Where Edmonds meets the Salish sea, the laughter of children rises into the air to meet the cry of gull’s overhead, and saltwater laps over sandy beaches in a soul-soothing rhythmic pattern of never-ending ebb and flow. Beneath those waters there is a glorious ecosystem waiting to be discovered.

Because of one woman and the young ambassadors for the ocean who she has been shaping for nearly a decade, you can enjoy the seemingly limitless life beneath without ever putting on a dive suit. Through their work, Annie Crawley believes hearts and minds will change and we can protect the oceans for years to come.

Crawley’s Dive Team is a dedicated group of youth who are learning to be underwater photographers, scientists and leaders to advocate for the ocean, combat climate change and overfishing, and change the trajectory of our oceans’ declining health. 

“It’s really important to understand that with every breath we take we are connecting to the ocean. It produces 50-70 percent of the oxygen in every single breath,” Crawley says. She was speaking to an audience in the historic Everett Theater on Earth Day, celebrating the accomplishments of her dive team, some as young as 11 and others now college graduates. 

Her team spends a great many of their dives in what they have dubbed “Our Underwater Backyard.” That backyard is the Edmonds Underwater Park and Marine Sanctuary, a 27-acre protected area and bird sanctuary that plays an important role in the Salish Sea. 

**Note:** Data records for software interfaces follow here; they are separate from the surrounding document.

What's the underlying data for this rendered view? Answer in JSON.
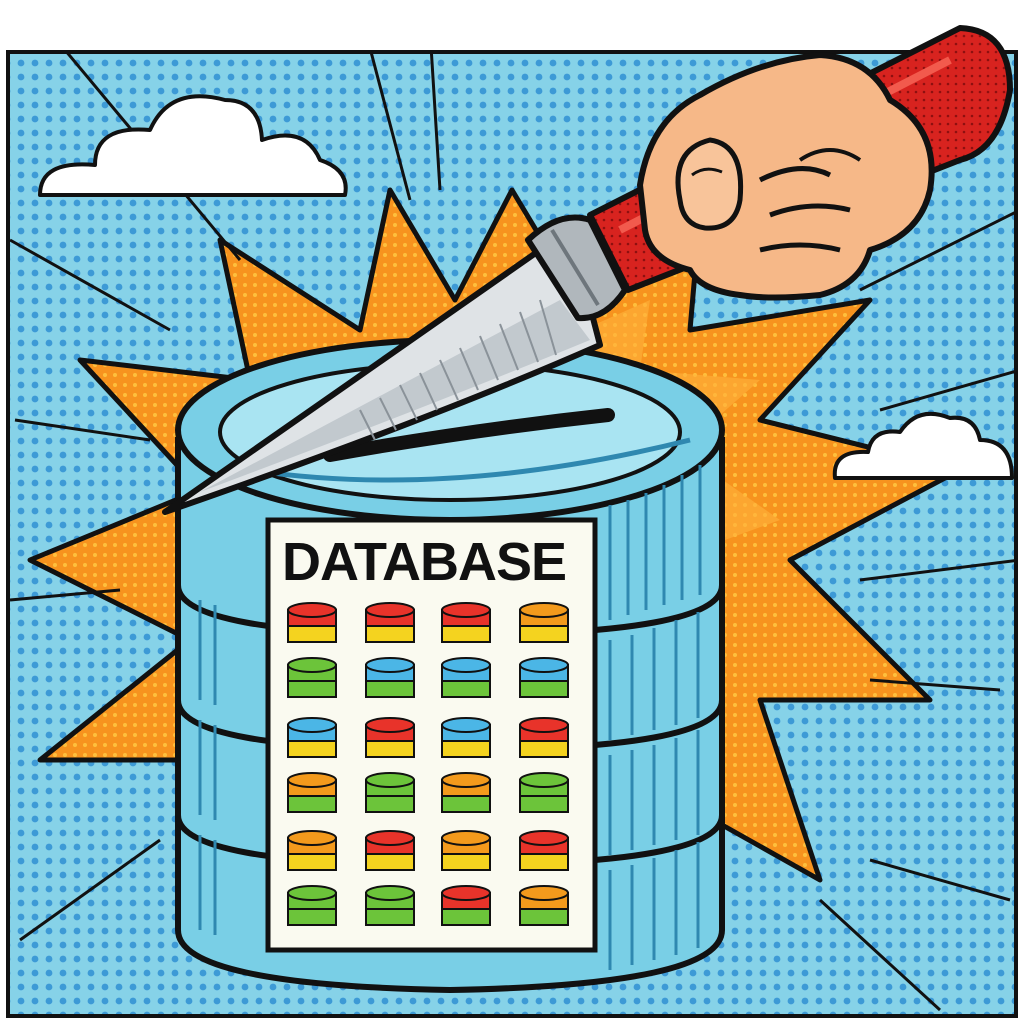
{
  "label": {
    "text": "DATABASE"
  },
  "colors": {
    "sky": "#7fd0e6",
    "sky_dot": "#3f9fd8",
    "burst": "#f7931e",
    "burst_inner": "#ffc04a",
    "cylinder": "#79cfe6",
    "cylinder_dark": "#3d9fc4",
    "label_bg": "#fafaf0",
    "blade": "#d8dde0",
    "handle": "#d8231f",
    "skin": "#f6b888",
    "outline": "#111111"
  },
  "mini_db_rows": [
    [
      "red",
      "red",
      "red",
      "orange"
    ],
    [
      "green",
      "blue",
      "blue",
      "blue"
    ],
    [
      "blue",
      "red",
      "blue",
      "red"
    ],
    [
      "orange",
      "green",
      "orange",
      "green"
    ],
    [
      "orange",
      "red",
      "orange",
      "red"
    ],
    [
      "green",
      "green",
      "red",
      "orange"
    ]
  ],
  "icons": {
    "cloud_left": "cloud-icon",
    "cloud_right": "cloud-icon",
    "knife": "knife-icon",
    "hand": "hand-icon",
    "database": "database-icon"
  }
}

Danny Stephenson is 14 years old and he said he “never thought I would know so much about the Salish Sea.” He now writes stories for My Edmonds News. Crawley’s dive team members are also learning underwater photography and participating in scientific discovery dives. 

Eleven-year-old Fletcher Smith was excited to be accepted into the dive team.

“I have always been interested in scuba diving ever since I can remember.”

His Boy Scout diving experience in murky Couer d’Alene, Idaho waters paled in comparison to what he has seen in the dive park. His mother discovered the Dive Team and “she knew this is what I wanted.” He spent time in the pool learning to use a dry suit before diving into the sanctuary waters. There he saw ling cod bigger than him. He was hooked and has gone on 26 dives.

“I love my time with Annie and the whole team. In the future, I look forward to diving more locally and around the world," Smith told the Earth Day audience.

Santiago “Santi” Ramirez is the dive team’s 13 year old Master Scuba Diver. He began when he was 10 years old. Today he’s learning photography. It has “helped me express myself to others. Diving has changed everything about my life.” 

Check out Crawley’s video of Edmonds Underwater Backyard here.

Her YouTube channel is here.

The Edmonds Underwater Park website includes more information on the dive team.

Crawley’s Dive Into Your Imagination website, including information about her books, speaking engagements and more is here.